## SOURCE DATA
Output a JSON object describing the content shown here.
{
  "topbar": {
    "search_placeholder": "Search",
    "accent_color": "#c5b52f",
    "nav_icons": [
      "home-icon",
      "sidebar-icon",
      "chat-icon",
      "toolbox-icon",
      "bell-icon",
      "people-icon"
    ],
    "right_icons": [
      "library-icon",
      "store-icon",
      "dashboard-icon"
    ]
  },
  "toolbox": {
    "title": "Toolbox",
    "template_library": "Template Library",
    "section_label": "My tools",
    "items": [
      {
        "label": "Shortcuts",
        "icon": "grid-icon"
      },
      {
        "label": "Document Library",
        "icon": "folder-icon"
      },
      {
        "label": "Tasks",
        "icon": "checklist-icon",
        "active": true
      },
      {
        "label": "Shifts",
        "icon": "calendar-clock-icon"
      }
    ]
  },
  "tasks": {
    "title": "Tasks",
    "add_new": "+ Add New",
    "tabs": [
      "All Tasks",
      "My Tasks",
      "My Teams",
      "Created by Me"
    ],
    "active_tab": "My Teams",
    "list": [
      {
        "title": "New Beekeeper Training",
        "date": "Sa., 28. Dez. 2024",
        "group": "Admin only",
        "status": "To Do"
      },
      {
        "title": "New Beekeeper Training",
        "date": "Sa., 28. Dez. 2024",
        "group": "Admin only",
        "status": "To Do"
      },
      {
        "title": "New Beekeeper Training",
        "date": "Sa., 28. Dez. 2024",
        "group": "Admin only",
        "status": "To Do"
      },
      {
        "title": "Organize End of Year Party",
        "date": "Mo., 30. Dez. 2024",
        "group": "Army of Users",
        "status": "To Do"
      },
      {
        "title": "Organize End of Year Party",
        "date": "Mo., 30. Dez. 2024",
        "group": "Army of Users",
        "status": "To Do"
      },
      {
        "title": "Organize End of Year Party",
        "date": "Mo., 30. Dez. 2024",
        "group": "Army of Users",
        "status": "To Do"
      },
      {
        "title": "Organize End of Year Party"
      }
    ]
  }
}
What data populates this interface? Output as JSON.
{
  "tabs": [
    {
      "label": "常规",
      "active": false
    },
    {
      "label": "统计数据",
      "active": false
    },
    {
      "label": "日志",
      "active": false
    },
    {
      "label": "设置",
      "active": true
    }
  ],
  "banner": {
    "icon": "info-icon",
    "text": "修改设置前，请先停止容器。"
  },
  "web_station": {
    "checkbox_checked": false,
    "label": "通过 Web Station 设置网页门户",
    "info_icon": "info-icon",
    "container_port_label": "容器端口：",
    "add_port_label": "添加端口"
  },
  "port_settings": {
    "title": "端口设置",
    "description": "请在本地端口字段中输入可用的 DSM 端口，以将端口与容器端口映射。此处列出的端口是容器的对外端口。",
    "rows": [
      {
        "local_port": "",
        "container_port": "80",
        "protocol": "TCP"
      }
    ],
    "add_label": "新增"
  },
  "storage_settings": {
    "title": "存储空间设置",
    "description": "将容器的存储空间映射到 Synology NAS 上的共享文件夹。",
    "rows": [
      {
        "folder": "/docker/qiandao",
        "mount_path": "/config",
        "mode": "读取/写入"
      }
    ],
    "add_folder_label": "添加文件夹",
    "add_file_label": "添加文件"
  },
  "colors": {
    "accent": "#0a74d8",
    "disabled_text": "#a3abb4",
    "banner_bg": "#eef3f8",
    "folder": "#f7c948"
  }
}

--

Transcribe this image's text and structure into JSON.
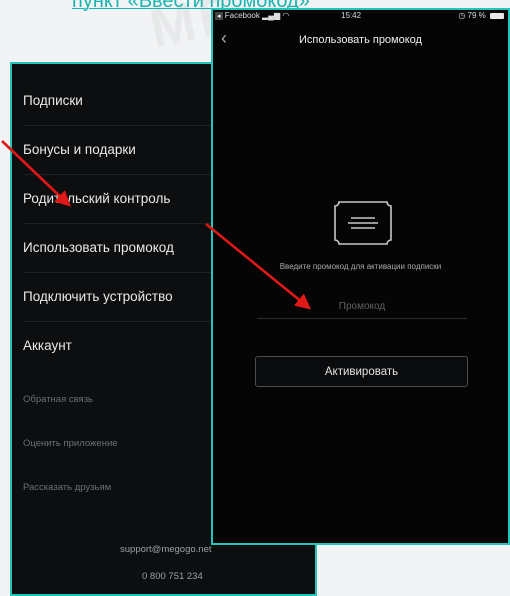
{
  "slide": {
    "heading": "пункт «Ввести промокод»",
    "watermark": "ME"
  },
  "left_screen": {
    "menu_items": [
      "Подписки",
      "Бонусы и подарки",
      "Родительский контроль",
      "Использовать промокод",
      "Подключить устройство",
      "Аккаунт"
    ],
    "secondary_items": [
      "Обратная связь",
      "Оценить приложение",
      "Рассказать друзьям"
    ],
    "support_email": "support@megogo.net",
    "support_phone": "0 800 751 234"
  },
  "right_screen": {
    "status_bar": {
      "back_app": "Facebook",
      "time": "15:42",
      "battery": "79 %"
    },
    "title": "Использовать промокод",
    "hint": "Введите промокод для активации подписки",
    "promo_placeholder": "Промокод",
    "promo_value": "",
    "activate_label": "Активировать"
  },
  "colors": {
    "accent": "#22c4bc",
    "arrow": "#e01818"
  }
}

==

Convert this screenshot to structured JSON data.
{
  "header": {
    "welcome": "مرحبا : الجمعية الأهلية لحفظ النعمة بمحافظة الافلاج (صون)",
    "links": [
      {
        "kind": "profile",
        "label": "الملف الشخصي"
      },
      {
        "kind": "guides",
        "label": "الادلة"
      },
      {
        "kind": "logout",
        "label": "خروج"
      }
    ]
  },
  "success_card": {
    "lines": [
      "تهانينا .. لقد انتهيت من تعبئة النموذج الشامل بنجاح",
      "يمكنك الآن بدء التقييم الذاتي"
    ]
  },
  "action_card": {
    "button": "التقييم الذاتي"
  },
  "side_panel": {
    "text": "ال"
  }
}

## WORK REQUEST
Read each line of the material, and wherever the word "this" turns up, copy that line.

## RESPONSE BELOW
What data populates this interface? Output as JSON.
Transcribe this image's text and structure into JSON.
Convert this screenshot to structured JSON data.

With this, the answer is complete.